My questioning of the traditional Christian religious story evolved with my experience of life’s vicissitudes, many self-induced, others seemingly out of the ether. One particular event shook me awake from my religious slumber. It was the death of my 29-year-old, pregnant sister in 1971. There was no earthly explanation for a good God after that event. And while the traditional, “we can’t understand God’s plan, so we must have faith”, works for some philosophically, in my family’s time of crisis, it was virtually useless.
After years of wandering my own desert, I arrived back at Christianity’s door with a new-found tolerance for its ambiguities. But my need to reconcile at least some of the glaringly obvious persisted.
I don’t know when, but I began to deconstruct the religious stories that represented my world for so many years. In that period, I came across the fact that the four gospels in the New Testament were selected out of several dozen. And the others had been condemned as heresy and banned.
In 1945, copies of these heretical gospels were found in a stone jar in an area of Upper Egypt called Nag Hammadi. I purchased the book titled The Nag Hammadi Scriptures and began to read. During this process I got a glimpse of the territory the official Christian religious map had deemed heretical and banned.
Here, it’s not my intention to compare these gospels to prove which one is true or false. As I mentioned before, I’m not a Biblical scholar. My point is that these books present stories about the same man during the same time that differ dramatically – not only on his teachings but also on the so-called facts.
This created a gaping hole in the map that had represented the Christian territory for me all my life. It brought home the point in a way that made it impossible for me to accept the traditional Christian story at face value.
I now see that story as one simulation of a reality, which may or may not have existed. In fact, it might even be a fourth level simulation: a simulation of a reality that doesn’t exist where even the attempts to validate it are artificial. (Think of the many arguments that use contradictory Biblical facts to justify the Bible.)
So why haven’t I abandoned the whole story? Why do I consider myself to be a secular Christian agnostic? First and foremost, I was born into the Christian religion. And secondly, because the Christian story represents universal human truths, as do so many other religions of the world.
So what? Because I think it points to why religions in general and Christianity in particular are getting such a bad rap today in America.
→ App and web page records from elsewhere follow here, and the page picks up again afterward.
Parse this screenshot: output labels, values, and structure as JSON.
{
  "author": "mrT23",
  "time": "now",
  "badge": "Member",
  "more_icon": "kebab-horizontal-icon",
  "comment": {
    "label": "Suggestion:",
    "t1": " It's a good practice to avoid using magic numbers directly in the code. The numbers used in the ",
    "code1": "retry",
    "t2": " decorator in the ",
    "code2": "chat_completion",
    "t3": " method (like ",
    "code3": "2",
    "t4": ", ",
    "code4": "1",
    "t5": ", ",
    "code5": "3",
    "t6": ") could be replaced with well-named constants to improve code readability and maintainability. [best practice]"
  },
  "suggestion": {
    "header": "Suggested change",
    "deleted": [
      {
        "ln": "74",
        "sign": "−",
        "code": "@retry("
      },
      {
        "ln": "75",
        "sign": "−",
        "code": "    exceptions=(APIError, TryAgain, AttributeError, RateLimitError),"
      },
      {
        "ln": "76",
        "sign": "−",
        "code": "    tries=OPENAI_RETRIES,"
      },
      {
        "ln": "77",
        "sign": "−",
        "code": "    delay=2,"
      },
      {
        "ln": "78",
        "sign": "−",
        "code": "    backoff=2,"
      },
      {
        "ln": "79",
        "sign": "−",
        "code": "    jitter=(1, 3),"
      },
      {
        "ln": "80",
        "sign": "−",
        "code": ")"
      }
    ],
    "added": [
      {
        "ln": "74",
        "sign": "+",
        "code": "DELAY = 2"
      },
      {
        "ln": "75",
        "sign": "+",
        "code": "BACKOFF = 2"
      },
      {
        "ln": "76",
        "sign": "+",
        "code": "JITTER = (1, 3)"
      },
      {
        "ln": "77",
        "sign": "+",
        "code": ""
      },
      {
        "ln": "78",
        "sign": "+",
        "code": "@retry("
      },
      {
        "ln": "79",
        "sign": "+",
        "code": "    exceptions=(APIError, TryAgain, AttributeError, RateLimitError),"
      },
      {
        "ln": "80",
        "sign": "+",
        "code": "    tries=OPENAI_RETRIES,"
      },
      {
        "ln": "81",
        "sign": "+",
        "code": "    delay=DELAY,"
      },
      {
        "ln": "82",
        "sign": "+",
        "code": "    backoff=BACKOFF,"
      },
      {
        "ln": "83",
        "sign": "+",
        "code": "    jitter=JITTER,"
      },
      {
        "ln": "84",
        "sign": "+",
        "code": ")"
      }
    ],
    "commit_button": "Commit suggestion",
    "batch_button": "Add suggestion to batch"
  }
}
And it’s this: Many believers are still confusing the map with the territory.
The map is a representation of some of the most inspiring truths available to humankind. But much of organized religion promotes worship of the map. And worshipping the map is like eating the menu in a fine restaurant. It’ll temporarily satisfy your hunger but it won’t be a very nutritious.
In today’s complex world, we need the spiritual nutrition found in the universal human truths are found in the real territory religious maps are intended to represent. Whether its Christianity, Judaism, Islam, or Hinduism these truths are represented in their maps.
When we move from asking God’s forgiveness for breaking the rules to forgiving ourselves for our lapses in our treatment of other human beings, we might learn the compassion upon which every religion is based. And in the process we might create a better world.
Robert De Filippis
Ps. For those of you who cannot abide same-sex marriage, please read the last paragraph again.